Christian Identity and Dalit Religion in Hindu India, 1868-1947

Christian Identity and Dalit Religion in Hindu India, 1868-1947

Christian Identity and Dalit Religion in Hindu India, 1868-1947

Christian Identity and Dalit Religion in Hindu India, 1868-1947

Synopsis

When a form of Christianity from one corner of the world encounters the religion and culture of another, new and distinctive forms of the faith result. In this volume Chad Bauman considers one such cultural context -- colonial Chhattisgarh in north central India.In his study Bauman focuses on the interaction of three groups: Hindus from the low-caste Satnami community, Satnami converts to Christianity, and the American missionaries who worked with them. Informed by archival snooping and ethnographic fieldwork, the book reveals the emergence of a unique Satnami-Christian identity. As Bauman shows, preexisting structures of thought, belief, behavior, and more altered this emerging identity in significant ways, thereby creating a distinct regional Christianity.

Excerpt

This book, which deals in various ways with whether and to what extent conversion to Christianity in Chhattisgarh, a new state in Central India, entailed a process of “deculturation,” or “denationalization,” could not have come at a more historically apposite — some might say controversial — time. Indians continue to debate the nature of their national identity, and many consider Hinduism, or Hindu-ness (Hindutva) to be a central and intrinsic aspect of it. For those who hold this view, Christianity represents a culturally indigestible leftover of the nation’s colonial past. Political parties such as the Bharatiya Janata Party (BJP), and organizations such as the Rashtriya Swayamsevak Sangh (RSS) and the Vishva Hindu Parishad (VHP) exploit popular fears regarding the growth of Christianity for political gain, equating conversion with denationalization. the accusation is nothing new. Gandhi himself called the evangelical efforts of Bishop Vedanayagam Azariah “anti-national” as early as 1937. and more recently, Arundhati Roy, the activist and novelist whose literary abilities I admire a great deal, drew upon the strength of popular sentiments against “missionary” activities when she called the forces of globalization “the new missionaries” in a published speech at the World Social Forum in Mumbai.

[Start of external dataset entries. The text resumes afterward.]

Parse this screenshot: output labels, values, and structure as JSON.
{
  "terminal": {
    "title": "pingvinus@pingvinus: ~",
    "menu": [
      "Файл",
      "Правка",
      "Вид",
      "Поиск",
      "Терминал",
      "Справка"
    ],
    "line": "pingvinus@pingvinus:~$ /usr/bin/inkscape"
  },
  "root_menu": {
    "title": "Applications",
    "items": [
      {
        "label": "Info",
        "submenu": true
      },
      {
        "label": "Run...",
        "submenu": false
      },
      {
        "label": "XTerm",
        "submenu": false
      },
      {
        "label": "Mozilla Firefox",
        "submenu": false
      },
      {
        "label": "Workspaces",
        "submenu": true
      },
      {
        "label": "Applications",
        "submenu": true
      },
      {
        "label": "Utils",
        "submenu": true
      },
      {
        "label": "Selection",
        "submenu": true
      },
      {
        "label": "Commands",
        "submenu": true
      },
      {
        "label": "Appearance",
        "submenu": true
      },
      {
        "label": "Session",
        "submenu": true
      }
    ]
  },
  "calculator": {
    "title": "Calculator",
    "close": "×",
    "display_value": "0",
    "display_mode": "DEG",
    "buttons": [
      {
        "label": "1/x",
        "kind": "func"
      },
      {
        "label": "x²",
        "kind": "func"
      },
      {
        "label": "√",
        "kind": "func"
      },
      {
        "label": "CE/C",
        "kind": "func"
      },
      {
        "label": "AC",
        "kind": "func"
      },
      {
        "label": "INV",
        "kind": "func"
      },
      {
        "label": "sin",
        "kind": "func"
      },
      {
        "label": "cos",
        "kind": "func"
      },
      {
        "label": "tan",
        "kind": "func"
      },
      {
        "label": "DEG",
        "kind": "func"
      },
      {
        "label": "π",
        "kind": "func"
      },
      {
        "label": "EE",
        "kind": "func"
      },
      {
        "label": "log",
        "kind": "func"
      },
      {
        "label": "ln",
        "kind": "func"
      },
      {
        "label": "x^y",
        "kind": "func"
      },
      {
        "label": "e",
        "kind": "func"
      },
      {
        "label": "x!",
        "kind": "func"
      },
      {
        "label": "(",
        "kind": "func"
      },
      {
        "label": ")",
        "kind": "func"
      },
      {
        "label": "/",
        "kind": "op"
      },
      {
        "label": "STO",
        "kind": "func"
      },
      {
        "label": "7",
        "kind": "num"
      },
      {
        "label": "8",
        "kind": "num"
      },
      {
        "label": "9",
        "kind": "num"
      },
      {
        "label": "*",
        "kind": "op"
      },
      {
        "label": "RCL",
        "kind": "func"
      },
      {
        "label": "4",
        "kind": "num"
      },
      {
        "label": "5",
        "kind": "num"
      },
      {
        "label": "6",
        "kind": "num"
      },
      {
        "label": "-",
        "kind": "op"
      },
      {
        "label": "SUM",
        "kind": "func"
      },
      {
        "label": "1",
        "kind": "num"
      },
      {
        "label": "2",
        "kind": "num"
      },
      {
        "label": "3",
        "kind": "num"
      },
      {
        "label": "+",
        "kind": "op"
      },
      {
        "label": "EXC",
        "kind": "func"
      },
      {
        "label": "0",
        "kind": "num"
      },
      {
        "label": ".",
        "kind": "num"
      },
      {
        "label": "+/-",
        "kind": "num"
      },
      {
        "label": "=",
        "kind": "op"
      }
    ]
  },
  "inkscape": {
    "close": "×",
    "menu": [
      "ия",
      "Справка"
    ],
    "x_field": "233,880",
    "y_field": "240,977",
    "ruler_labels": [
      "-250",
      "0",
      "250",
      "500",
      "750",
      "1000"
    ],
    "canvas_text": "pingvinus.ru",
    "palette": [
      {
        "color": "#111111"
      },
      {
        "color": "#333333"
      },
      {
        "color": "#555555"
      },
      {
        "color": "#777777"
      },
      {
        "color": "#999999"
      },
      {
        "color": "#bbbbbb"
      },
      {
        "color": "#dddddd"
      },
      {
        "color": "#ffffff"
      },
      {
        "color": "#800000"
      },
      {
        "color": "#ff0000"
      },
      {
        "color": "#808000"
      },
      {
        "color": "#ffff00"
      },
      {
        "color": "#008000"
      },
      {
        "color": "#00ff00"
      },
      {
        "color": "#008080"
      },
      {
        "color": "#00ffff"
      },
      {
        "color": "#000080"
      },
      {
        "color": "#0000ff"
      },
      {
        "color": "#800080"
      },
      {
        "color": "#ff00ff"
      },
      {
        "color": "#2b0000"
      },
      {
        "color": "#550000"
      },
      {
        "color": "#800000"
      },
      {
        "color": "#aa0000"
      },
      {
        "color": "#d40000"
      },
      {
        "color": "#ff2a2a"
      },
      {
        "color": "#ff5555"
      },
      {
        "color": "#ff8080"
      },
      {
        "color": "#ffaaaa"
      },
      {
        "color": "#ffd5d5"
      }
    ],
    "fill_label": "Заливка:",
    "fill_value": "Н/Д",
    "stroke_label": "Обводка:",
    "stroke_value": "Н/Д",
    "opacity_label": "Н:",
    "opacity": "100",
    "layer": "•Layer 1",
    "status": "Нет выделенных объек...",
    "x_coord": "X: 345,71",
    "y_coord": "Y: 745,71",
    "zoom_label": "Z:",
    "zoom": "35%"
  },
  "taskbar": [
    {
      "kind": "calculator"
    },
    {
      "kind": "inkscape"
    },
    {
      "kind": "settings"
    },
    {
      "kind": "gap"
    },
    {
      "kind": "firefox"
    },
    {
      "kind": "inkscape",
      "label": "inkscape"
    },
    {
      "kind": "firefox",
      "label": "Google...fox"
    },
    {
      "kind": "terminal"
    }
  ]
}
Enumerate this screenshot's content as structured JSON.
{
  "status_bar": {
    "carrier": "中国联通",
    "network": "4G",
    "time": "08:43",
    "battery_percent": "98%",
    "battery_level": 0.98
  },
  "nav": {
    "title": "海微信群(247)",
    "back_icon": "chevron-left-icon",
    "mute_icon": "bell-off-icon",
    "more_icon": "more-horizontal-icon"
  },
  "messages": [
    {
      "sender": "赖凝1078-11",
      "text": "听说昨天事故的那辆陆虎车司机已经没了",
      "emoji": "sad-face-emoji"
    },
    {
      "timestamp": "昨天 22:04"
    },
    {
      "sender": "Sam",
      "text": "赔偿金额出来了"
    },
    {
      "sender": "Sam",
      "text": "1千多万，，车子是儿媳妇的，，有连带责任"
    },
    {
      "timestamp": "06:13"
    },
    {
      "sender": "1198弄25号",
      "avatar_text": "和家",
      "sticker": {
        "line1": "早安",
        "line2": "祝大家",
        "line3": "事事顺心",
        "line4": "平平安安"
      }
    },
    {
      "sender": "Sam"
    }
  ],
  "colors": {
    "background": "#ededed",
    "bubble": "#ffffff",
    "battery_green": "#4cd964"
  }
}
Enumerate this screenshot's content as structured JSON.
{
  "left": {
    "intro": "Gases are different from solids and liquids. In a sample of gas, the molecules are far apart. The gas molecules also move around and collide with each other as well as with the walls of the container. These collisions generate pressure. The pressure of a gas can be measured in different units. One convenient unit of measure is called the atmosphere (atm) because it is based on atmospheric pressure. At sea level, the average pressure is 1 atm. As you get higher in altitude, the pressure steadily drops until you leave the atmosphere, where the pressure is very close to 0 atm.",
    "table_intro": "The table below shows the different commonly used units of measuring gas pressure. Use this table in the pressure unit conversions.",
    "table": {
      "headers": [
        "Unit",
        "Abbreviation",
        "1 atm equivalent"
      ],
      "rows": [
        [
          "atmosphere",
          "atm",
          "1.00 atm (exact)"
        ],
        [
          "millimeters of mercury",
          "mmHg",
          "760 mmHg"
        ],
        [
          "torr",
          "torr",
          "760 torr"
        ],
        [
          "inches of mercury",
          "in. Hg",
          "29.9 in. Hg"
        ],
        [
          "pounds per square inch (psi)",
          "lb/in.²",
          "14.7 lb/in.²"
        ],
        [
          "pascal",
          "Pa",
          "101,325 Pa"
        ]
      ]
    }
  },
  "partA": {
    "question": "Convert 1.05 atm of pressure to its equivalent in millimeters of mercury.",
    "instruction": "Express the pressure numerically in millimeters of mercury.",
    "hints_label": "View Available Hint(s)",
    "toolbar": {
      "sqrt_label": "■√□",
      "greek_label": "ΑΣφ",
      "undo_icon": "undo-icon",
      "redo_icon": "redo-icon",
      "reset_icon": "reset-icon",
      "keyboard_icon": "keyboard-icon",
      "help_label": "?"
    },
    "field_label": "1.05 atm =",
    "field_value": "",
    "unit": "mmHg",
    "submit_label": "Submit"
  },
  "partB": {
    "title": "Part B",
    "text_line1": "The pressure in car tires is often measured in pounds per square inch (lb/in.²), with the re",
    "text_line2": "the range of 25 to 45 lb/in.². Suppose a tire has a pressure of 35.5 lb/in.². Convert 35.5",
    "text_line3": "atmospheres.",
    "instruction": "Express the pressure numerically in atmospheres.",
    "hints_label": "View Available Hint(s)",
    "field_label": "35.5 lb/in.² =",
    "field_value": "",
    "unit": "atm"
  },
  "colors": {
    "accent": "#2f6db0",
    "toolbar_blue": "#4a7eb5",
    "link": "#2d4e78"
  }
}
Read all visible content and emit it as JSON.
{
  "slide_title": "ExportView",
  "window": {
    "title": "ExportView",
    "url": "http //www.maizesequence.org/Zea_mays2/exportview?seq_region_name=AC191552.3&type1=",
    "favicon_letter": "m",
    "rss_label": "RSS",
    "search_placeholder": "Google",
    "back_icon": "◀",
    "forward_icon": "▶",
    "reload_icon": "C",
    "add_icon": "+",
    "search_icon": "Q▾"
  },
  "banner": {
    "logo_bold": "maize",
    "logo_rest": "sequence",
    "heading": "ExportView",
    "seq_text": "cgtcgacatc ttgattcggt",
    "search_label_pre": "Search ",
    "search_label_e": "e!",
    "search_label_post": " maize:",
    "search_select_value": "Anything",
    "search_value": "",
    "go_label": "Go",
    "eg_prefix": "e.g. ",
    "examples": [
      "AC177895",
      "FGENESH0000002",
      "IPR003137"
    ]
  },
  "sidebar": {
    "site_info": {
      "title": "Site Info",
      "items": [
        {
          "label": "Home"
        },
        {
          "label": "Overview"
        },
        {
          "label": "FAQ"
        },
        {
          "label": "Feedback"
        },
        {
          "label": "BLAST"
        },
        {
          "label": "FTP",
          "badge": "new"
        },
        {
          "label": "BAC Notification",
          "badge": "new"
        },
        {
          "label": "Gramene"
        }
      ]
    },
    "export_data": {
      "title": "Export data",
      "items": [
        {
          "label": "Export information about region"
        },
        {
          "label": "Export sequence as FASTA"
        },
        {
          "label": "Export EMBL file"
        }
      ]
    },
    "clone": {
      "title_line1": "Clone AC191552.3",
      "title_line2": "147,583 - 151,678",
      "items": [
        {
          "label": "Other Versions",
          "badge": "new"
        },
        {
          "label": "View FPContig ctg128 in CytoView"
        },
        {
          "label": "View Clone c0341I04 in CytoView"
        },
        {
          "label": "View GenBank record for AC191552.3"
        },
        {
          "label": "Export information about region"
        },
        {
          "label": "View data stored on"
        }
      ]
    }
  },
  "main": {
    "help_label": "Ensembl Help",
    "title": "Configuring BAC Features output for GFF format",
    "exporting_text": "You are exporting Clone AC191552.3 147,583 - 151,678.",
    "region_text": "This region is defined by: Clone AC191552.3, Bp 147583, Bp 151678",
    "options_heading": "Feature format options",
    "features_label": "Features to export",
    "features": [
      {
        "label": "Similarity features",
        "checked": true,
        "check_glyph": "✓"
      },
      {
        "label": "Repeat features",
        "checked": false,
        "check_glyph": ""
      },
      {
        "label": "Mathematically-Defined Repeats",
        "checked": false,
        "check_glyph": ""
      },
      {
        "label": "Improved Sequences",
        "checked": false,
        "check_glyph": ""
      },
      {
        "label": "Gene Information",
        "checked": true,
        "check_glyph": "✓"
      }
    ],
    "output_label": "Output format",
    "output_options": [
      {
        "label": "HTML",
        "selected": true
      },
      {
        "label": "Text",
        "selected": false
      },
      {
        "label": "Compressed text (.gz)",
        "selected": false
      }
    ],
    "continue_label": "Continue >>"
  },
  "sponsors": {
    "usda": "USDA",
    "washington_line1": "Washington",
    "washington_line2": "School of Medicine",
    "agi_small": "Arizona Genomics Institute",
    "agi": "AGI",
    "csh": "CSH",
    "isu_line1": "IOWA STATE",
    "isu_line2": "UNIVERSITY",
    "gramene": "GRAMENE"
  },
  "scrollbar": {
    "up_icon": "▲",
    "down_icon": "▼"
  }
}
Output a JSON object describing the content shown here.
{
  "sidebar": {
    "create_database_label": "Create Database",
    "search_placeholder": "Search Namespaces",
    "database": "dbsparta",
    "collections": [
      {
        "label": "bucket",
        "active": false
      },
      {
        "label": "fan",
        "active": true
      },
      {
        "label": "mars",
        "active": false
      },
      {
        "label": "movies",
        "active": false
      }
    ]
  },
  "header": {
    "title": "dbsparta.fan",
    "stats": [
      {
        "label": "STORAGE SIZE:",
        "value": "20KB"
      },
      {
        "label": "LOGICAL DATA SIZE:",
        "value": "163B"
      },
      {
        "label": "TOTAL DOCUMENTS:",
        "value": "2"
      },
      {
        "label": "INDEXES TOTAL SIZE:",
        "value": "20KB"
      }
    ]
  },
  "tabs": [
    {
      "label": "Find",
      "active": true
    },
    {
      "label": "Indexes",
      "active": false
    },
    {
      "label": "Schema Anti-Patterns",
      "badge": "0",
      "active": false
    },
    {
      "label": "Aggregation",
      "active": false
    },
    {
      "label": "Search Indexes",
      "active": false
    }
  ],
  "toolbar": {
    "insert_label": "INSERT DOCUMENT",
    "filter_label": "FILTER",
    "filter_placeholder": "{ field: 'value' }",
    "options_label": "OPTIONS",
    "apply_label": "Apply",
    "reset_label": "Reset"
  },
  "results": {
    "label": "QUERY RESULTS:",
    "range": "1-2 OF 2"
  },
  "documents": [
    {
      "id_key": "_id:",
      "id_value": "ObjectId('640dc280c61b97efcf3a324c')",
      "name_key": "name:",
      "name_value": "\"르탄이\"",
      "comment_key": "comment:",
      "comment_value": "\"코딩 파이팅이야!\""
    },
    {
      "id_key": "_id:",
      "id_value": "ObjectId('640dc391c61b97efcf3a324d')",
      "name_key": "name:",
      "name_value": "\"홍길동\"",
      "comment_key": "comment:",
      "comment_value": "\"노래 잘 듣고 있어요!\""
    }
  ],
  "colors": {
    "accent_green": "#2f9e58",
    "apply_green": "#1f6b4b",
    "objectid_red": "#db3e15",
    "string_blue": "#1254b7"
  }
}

In late 2003, during state legislative assembly elections in the state of Chhattisgarh, a local nationalist organization calling itself the Hindu Raksha Manch (the Hindu Protection Platform) ran a political cartoon in local papers depicting the region’s Catholic Bishop, Rev. Joseph Augustine, next to a fierce-looking goonda, who is menacingly holding a lathi over a man presum-

1. Arundhati Roy, “Do Turkeys Enjoy Thanksgiving?” Hindu, 18 January 2004.

Search by... Author
Show... All Results Primary Sources Peer-reviewed

Oops!

An unknown error has occurred. Please click the button below to reload the page. If the problem persists, please try again in a little while.